“Only 3% are photosensitive so I was confused. I thought they had got it wrong and I couldn’t be epileptic. That sounds like a big scary word. At that time, I had childhood absence seizures called petite mal at the time. I just remember being very confused. As it went on, I started to realise that this is what I have got.
“They thought it would just be for my teenage years. I went through the trial of being taken off medication. At 16 and 17 it kept happening, so it was something I had to learn on the job. Till I was about 18 or 19, when it was properly diagnosed as juvenile myoclonic epilepsy, I didn’t feel I had a proper name for it.
“It was just something I had to deal with in the hope it would disappear one day because it felt so temporary throughout puberty, I didn’t really bother accepting it. I think that is why I have had this delayed acceptance and I am only talking about it now.”
What would you say to someone diagnosed with epilepsy
Maisie only started doing comedy in 2016 but has had great success. In 2017, she won So You Think You’re Funny, an annual stand-up comedy competition for new acts.
Given the experiences of being diagnosed with epilepsy during her teenager years, what would Maisie say to someone who has been recently diagnosed.
She said: “It’s not as scary as it sounds.
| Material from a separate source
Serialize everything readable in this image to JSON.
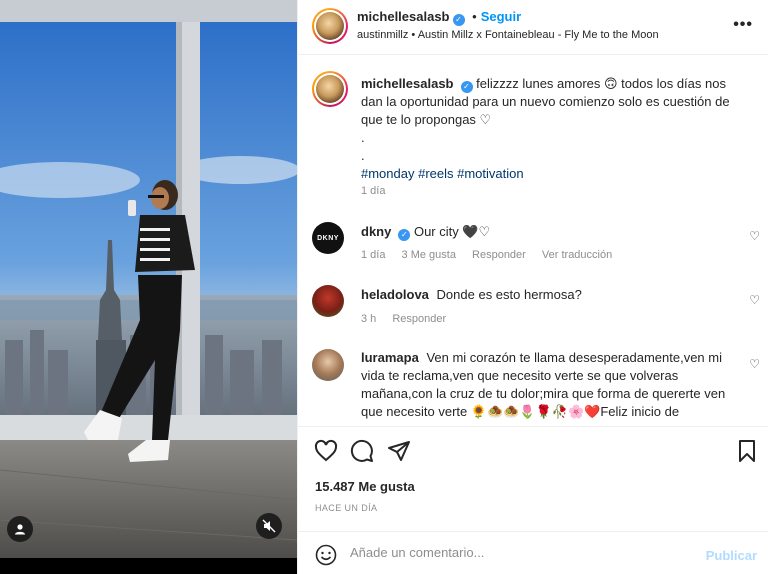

It is very easy to think that this is something that is going to rule me and dictate my life.
“However, there are things that you can do, to help control this and help to at least settle it.
“There is so much support out there both from doctors but also from various charities. You can go out there and do the work. There is loads of advice out there and loads of help and it is also so normal.
“Accept it and embrace, it is part of you, take it under your wing and you control it don’t let it control you.”
Maisie’s stand-up comedy special is available to stream exclusively on NextUp – a subscription video-on-demand platform featuring over 100 shows from other rising stars as well as household names.
She will also be performing her new show Hang Fire during the Edinburgh Festival Fringe 2019 at the Gilded Balloon Teviot from 31st July- 26th August.